Figure 7: The high bund (varambu) of the pond.
In Kasaragod (northern most district) the terrain is characterized by high discharge in rivers during monsoon and local population utilizing groundwater for domestic and agricultural purposes. The surangams are the water harvesting structure common in the area. The surangam / thurangam / thorapu is a horizontal well excavated in the sloping laterite formation (Figure 8) and is common in Kasaragod district and areas bordering the South Kanara district of Karnataka and the water coming out of the tunnel is collected in an open pit outside the structure . The suramgams with 0.45-0.70 m width, 1.8-2.0 m height and length of 3-300 m. The surangams are similar to qanats which once existed in Mesopotamia and Babylon and had spread to Egypt, Iran and India.
Figure 8: Surangam found in Kasaragod district, Kerala.
Figure 9: Water from Surangam collected in a sump, Kasaragod district, Kerala.
Role of coconut and arecanut basins in Water Conservation
The word Kerala is derived from ‘Kera’ which in malayalam means ‘coconut’. The coconut tree is an integral part of the landscape of Kerala State and has an important role in the traditional lifestyle and economy of Kerala. Coconuts in Kerala are more than just a beautiful part of the landscape, the rich and abundant coconut plantations play a major role in the water conservation.
The most common traditional practices adopted for water conservation are
Husk burial in the interspaces of coconut palms helps to absorb and retain large quantities of water. Mulching coconut basins with leaves, coir pith etc. prevents evaporative loss of water and helps in retention of soil moisture during summer months.

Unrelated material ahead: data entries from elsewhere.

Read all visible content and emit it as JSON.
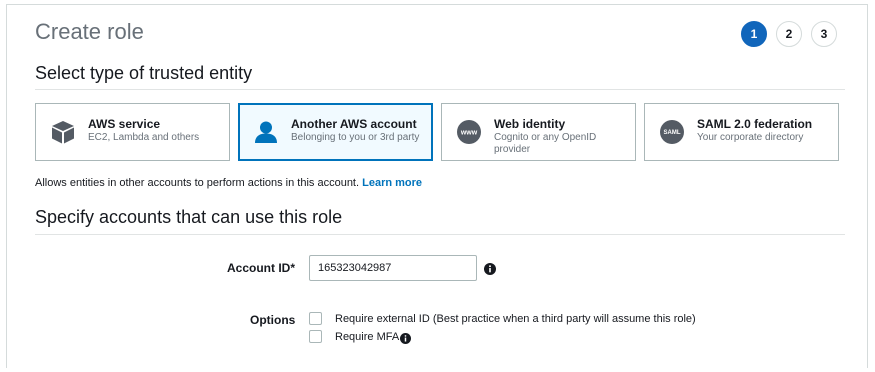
{
  "header": {
    "title": "Create role",
    "steps": [
      "1",
      "2",
      "3"
    ],
    "active_step": 1
  },
  "trusted_entity": {
    "heading": "Select type of trusted entity",
    "cards": [
      {
        "title": "AWS service",
        "subtitle": "EC2, Lambda and others",
        "icon": "cube-icon",
        "selected": false
      },
      {
        "title": "Another AWS account",
        "subtitle": "Belonging to you or 3rd party",
        "icon": "user-icon",
        "selected": true
      },
      {
        "title": "Web identity",
        "subtitle": "Cognito or any OpenID provider",
        "icon": "www-icon",
        "icon_text": "www",
        "selected": false
      },
      {
        "title": "SAML 2.0 federation",
        "subtitle": "Your corporate directory",
        "icon": "saml-icon",
        "icon_text": "SAML",
        "selected": false
      }
    ],
    "help_text": "Allows entities in other accounts to perform actions in this account.",
    "learn_more": "Learn more"
  },
  "accounts": {
    "heading": "Specify accounts that can use this role",
    "account_id_label": "Account ID*",
    "account_id_value": "165323042987",
    "options_label": "Options",
    "options": [
      {
        "label": "Require external ID (Best practice when a third party will assume this role)",
        "checked": false
      },
      {
        "label": "Require MFA",
        "checked": false
      }
    ]
  },
  "colors": {
    "accent": "#0073bb",
    "step_active": "#1166bb",
    "icon_dark": "#545b64",
    "border": "#aab7b8"
  }
}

This low-cost traditional water harvesting system had twin benefits of recharging the ground water as well as increased yield in crops. This method was practiced by farmers in olden days for runoff retention and infiltration which were best suited to the topography and soil conditions of the state but with the advent of modern technologies in the form of energized wells, land reclamation for developmental activities, change in cropping pattern etc, this system took a back seat. As a part the Farmers Participatory Action Research Program of the Government of India, farmers were involved for ground water conservation activities and this was availed by the implementing agencies to revive such age-old traditions.
Figure 10: Half-moon bund around the coconut basin reinforced with pine apple.
Figure 11: Trench filled with coconut husk.
Figure 12: Simplest traditional rainwater harvesting.
In Kerala State and Karnataka people usually uses saree to catch rain water and thus employing various processes of water harvesting such as catchment, transport and filtration by using saree. A makeshift arrangement, the traditional method of RWH is deployed for three months of monsoon in some heavy rainfall areas. In Kerala State it is used in Kuttanad (Alappuzha district). Kuttanad, situated below mean sea level does not have water scarcity, but the water is non-potable. Families boil the water before drinking and also not hesitant to drink rain water.
The author is grateful to the Regional Director, Kerala Region, Central Ground Water Board, Govt. of India, Thiruvananthapuram for all the encouragements given during the course of the work. Thanks, are also due to Deepa K Krishnan, better half the author for the data entry and editing of the manuscript.